What to Do When a Third Grader Threatens to Shoot His Friends?
In Lifehacker’s first ever Parenting Advice column, I jump straight to a topic that kids and parents should never have to deal with – and yet here we are. What do you do when one third grader tells a group of other third graders (including your own child) that he will get his father’s gun and “kill everyone”?
Here is the email that came from Parenting, which is very complex:
Last week I checked my son’s backpack (he is in 3rd grade) and found an envelope with a note inside. It was clearly from a child. Here’s what was said:
I said something very cruel that shouldn’t have been said. It was because it probably scared you, so I give this to you to know that you are a very caring person and you have a good brain to know that you are a very smart, caring and loving person.
Regards, K “
I asked W what K said was “cruel” that made him write this note. Apparently, at the dinner table the night before, the child told the children at the table that he was going to “get his father’s gun and kill everyone.” W said that after lunch he informed the teacher about it in private because it scared him.
Neither the teacher nor anyone else at the school received calls or messages to me. I wrote to the teacher with a request, and she gave very little comfort or told about the situation. All she said was, “We take this very seriously.”
Can I push this to the teacher? Can I go to the director? Am I insisting on details of how the district / school is addressing “similar” problems? Can I just ignore it, believing it was just stupidity that a young child said? How / what can I teach my son? In the modern world, such an event is quite possible.
Parenting is difficult.
Dear parents, this is hard
It really is, isn’t it? It hurts my heart to think that a third grader might conjure up such a threat, and another third grader must be so afraid. My own son is in third grade, so I sincerely sympathize with you while you figure it out.
If I were in your shoes, I would 100% expect to hear about this incident first from the teacher, and not the next day from a note that K. wrote to your son. I received messages from my son’s teacher on the way to less important topics and I have always appreciated that. We cannot help our children cope with problems if we do not know that this is happening, and this is very important. If my child ever tells his teacher that he is afraid of something or someone, I definitely want to know.
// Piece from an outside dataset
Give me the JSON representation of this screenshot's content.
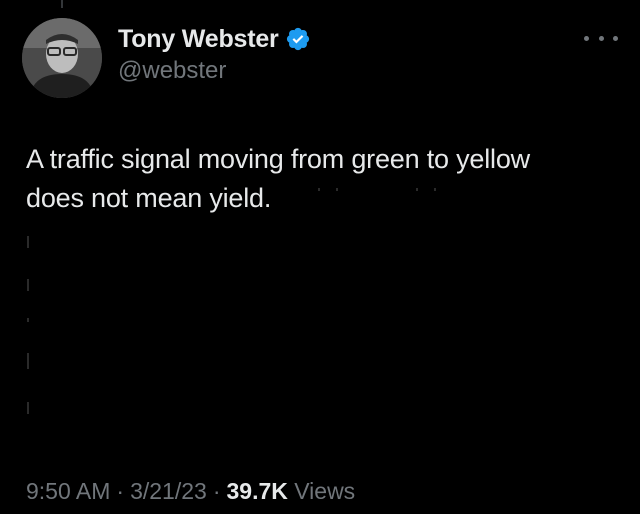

But I’m also trying to put myself in his teacher’s shoes, and I’m wondering if she was honestly confused about how to deal with it. While high school teachers may be better prepared / prepared to handle this type of incident, I’m sure a third grade teacher could never have imagined that her eight- or nine-year-old student would threaten other students in this way. So I want to give her the opportunity to doubt that she is taking this seriously, but perhaps she is also excited and does not want to do or say the wrong thing.
This is one of those times when a phone call or a face-to-face meeting is a good idea, especially because you are still not happy with her answer (and rightly so). In some cases, our written words tend to sound short and formal, while body language conveys something completely different. Perhaps she knows more about Kay’s past or his family life than she can tell, and that’s okay. I would like to reiterate your concern to her, but in a way that recognizes her difficult role in this. It might sound like this:
Mrs. X, thank you for meeting me to talk a little more about this situation. I appreciate that you have developed a relationship with W that made him feel safe enough to come to you when he was scared. Thanks for this. I spoke to W about the incident, but since he is very young, I wanted to get a little more information directly from you about your conversation with him.
Then just listen and ask clarifying questions. You can ask if she observed the dynamics of interaction between W and K in the days after the threat. Ask if she thinks she handled the situation as well as possible. I guess the answer to that is yes – she clearly talked about it with K., hence the letter he wrote. But if she is tormented by the feeling that she should have taken one more step that she has not yet taken (for example, talking to the headmaster or calling his parents), that may prompt her to do so. I would believe her opinion if you have no other reason not to trust him.
Finally, it bothers me a little that she may have singled out W instead of K as the person who told her about his comments that were told to the entire classmates table. I don’t know if this is so – she might have told him that she had heard it somewhere else and asked K. to write notes for everyone at the table. But this is what I would like to mention during your meeting – it is important for our children to feel that they can report these types of threats anonymously without affecting their interactions with peers.
At the present time, unless his teacher categorically refuses to talk to you about this further, I see no reason to tell the director about it. If W has another experience with a boy making such statements, I would make an appointment with both the teacher and the principal at that point.
As for the W … man, that guy did a really good job of going to his teacher. You should be so proud of him! Some time ago I wrote an article on how to teach our children the difference between “chatting” and “reporting”; what W did was a “report,” which is great. Praise him for that and encourage him to report anything that makes him fearful or uncomfortable. Of course, you can encourage him to tell you if something else happens to this or another child, but I would not stop there – he told the responsible adult, as he should, and this is the main thing.
Do you have a parenting dilemma? Send your questions to firstname.lastname@example.org with “Parental Advisory” in the subject line, and I’ll try to answer them here.